At the stroke of midnight on Saturday, when the 12-month ban for assaulting his son’s hitting partner expires, tennis father John Tomic will be free to apply for tournament accreditation once more. Which, for the Tomics, means a double comeback, of sorts.
As Bernard, ranked 77th, prepares to play qualifying events in Madrid and then next week in Rome, just over three months after the dual hip surgery that followed his first-round retirement against Rafel Nadal at the Australian Open, sources have confirmed there will be no move to extend his father’s suspension past May 4.
John Tomic is not expected in Madrid, the scene of the infamous headbutting incident with Frenchman Thomas Drouet outside the tournament hotel that resulted in a suspended eight-month prison term, but could theoretically apply for a coach or player guest credential from Sunday.
Neither Tomic snr nor management company IMG replied to Fairfax Media’s inquiries.
The news of John Tomic’s reinstatement follows a recent ATP statement that the Queenslander’s status was under review, amid speculation that his ban from attending tour events may be stretched past its original one-year term.
With the four grand slams individually following the ATP’s lead, Tomic was permitted to enter as a paying spectator at only two tournaments during his suspension: Queen’s Club and Sydney.
A Spanish judge ignored a plea of self-defence to find Tomic guilty of bodily harm last September, but he escaped jail time because the sentence was less than two years in duration and he had no previous convictions in Spain. Drouet was left in a neck brace with a broken nose after the confrontation in Paseo de la Castellana on May 4.
There has been a suggestion that Tomic is preparing to take on a reduced coaching role on his return, having appointed Croatian Velimir Zovko as co-coach before Christmas. But that has been greeted with scepticism, with one insider commenting: ‘‘I would take that with a grain of salt. I imagine that John will be very much in the front or second row again once he’s allowed to be.’’
Bernard Tomic, meanwhile, has been quietly continuing his rehabilitation and preparation in Florida and then his European base in Monte Carlo, the 21-year-old having been urged not to return - for a second time - before he is ready.

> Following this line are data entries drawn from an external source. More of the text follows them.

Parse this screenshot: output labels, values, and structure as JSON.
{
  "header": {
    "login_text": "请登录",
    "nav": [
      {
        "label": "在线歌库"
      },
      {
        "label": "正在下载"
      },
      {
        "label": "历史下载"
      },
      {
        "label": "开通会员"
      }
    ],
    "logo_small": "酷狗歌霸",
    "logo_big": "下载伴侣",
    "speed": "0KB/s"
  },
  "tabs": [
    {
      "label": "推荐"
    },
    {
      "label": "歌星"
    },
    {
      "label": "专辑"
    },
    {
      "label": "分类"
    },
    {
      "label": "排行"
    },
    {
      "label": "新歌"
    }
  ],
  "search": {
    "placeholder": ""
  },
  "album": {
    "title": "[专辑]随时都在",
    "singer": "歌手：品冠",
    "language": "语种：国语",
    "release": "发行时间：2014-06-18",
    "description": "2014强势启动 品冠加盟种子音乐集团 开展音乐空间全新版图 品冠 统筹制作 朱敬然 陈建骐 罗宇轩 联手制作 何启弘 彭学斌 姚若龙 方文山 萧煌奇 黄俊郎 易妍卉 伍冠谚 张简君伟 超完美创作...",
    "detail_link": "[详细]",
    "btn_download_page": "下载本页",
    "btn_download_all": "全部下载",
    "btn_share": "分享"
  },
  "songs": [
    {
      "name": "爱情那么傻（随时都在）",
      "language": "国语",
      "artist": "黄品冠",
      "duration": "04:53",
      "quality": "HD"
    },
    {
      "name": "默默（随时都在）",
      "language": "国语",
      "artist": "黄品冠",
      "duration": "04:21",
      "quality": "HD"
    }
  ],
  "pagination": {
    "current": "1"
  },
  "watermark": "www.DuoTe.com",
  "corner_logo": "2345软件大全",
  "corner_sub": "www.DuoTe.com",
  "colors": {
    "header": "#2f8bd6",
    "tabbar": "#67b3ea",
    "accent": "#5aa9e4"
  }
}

Tomic was beaten in just 28 minutes by Jarkko Nieminen at the Sony Open in Miami in March at his only appearance since January, and the shortest completed ATP match on record.